Among other curiosities, you'll learn about Blueberry the chicken, the difference between a Houdon and a Buff Orpington, why Gail doesn't grow orange pumpkins, why fallow deer come in many colors, and why Gail is lying when she says "I hate kids and I hate dogs." I hope you'll pick up some valuable information about planting and growing vegetables and raising chickens for eggs and deer for venison -- the bits I can convey. For the real wisdom, you have to go spend some time with Gail. And finally, you'll learn a bit about what it's like to make a film.
|Blueberry, an extraordinary speckled sussex hen|
Please note that this blog presents my observations, musings and opinions, not those of Gail Rose, although I will do my very best to convey accurately her work, and to the extent that I can, the motivations for her decisions.
I hope this blog will prove interesting for you -- those of you who know Gail or who have visited the farm will surely be curious. If you can't get out to see her often enough (I know I feel this way and wish her farm was next door) then I hope I can help you feel just that little bit closer with my updates.
If you don't know Gail and haven't been to her lovely farm in the Shenandoah Valley, then I hope I will inspire you to make the trip. It's an easy 2-hour drive from the DC metro area. Painless, and so worth the effort. Imagine, you could soon be wandering rows of heirloom tomatoes, watching your kids collect eggs, and taking home some delicious food to prepare for your family or friends.
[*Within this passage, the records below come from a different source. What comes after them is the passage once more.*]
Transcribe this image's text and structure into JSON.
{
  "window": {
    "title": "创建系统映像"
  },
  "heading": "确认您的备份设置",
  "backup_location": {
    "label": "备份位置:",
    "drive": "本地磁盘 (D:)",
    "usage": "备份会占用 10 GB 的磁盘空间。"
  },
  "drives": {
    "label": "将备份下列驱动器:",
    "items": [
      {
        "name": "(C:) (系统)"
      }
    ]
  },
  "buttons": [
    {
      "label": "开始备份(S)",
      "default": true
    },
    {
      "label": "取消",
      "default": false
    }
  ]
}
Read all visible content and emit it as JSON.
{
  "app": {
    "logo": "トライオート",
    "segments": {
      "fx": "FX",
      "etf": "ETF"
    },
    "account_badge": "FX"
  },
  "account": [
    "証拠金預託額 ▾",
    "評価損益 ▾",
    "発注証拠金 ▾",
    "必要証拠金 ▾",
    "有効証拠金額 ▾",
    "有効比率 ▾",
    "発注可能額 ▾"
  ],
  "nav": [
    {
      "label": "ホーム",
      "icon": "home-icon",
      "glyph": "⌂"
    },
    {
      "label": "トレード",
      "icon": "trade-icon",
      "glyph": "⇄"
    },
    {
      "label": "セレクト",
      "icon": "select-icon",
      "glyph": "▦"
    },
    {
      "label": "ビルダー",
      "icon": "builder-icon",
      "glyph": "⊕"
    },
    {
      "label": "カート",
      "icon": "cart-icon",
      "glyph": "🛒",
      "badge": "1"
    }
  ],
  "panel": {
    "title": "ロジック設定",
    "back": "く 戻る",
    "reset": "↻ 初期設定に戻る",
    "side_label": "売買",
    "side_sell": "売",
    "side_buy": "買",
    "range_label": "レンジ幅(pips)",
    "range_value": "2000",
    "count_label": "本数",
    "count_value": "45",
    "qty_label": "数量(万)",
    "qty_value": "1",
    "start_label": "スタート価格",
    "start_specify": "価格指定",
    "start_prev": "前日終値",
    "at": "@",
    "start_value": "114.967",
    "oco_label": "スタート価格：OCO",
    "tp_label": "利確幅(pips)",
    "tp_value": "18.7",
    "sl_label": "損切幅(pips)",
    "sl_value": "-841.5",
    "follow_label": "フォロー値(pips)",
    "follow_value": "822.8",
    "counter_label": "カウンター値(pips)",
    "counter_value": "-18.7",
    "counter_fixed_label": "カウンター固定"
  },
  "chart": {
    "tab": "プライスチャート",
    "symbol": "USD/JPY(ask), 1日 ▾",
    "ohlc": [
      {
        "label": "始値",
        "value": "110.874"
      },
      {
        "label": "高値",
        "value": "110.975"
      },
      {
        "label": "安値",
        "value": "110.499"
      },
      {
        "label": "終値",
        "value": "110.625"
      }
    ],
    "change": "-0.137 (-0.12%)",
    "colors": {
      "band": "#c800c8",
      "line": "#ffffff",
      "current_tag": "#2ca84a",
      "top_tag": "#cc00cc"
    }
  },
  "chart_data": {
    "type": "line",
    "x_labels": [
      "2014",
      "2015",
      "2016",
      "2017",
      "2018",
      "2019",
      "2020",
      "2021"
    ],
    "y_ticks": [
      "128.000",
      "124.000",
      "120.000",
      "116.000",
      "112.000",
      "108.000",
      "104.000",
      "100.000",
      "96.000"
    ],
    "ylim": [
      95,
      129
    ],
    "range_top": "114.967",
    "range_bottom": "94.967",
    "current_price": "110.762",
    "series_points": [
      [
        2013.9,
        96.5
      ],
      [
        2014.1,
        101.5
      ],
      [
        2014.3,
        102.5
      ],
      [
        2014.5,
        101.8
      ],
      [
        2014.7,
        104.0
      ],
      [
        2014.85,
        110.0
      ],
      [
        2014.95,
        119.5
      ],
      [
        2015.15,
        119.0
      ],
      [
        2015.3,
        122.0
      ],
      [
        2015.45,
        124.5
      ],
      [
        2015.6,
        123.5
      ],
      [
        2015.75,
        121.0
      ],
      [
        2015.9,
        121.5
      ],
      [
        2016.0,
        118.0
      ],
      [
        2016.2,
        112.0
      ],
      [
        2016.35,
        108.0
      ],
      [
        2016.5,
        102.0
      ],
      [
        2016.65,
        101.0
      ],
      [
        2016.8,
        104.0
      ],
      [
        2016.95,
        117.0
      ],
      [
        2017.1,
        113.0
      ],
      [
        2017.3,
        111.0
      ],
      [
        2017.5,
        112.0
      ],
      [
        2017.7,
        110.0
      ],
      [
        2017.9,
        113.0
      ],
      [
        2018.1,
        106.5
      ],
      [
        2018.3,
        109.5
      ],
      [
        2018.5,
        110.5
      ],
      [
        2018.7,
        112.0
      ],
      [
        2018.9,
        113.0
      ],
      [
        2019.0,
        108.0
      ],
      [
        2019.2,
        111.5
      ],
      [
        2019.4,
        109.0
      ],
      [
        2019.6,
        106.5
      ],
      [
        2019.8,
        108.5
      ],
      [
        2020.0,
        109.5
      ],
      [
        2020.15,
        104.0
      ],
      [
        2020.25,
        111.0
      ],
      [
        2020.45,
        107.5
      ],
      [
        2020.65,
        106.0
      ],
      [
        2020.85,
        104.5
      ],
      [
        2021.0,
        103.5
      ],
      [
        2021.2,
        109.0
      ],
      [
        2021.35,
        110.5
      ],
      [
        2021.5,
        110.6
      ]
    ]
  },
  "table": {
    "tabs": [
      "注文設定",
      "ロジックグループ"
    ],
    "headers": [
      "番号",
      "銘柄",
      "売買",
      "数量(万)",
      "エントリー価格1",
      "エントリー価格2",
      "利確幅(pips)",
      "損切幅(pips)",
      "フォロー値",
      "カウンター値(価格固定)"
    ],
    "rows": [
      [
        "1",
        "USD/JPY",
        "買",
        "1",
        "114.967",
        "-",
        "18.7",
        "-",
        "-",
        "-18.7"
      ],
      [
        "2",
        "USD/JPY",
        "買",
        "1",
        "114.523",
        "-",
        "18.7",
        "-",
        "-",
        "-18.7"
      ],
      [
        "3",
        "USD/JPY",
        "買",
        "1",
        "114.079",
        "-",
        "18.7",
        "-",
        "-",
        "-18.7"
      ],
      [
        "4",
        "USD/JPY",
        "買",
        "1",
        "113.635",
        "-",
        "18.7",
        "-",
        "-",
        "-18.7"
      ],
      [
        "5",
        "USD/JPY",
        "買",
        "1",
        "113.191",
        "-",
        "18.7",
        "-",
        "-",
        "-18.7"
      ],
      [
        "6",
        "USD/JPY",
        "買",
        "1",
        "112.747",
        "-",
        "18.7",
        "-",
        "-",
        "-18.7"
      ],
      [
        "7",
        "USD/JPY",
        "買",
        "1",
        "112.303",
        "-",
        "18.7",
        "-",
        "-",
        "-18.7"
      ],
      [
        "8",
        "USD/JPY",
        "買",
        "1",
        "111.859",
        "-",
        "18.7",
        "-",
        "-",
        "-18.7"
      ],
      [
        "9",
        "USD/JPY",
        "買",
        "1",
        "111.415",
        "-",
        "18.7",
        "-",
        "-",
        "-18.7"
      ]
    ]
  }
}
A visit to Gail's farm will nurture both your spirit and your body.
|Gail Rose at Deauville|
|Gail and Cinder with my son, Dylan, late December 2010|
For reasons I'll reveal in future blogs, this year is sure to be one of remarkable change, growth and transformation at Deauville... please join me as I document Gail's incredible story.
Tuesday, June 14, 2011
|Araucana chick, about 3 days old|
February 21, 2011... I'm happy to report that the chicks have arrived! By some miracle, they came on President's Day, and a very dedicated postal worker received them in the little town of Mt. Jackson, and then called Gail to come pick them up. Needless to say, we were shocked because we were only expecting them to ship from Iowa on Monday, and to arrive later this week. Only one chick perished as a result of the stress of shipping -- and thankfully they were in transit for only a couple of days. So we have 83 live little -- hopefully -- girls.
|I think this is a Houdan -- or a Polish -- crested, anyway!|
|Chicks are happiest sleeping in a little pile|
These girls will be producing eggs by next October or so, I think.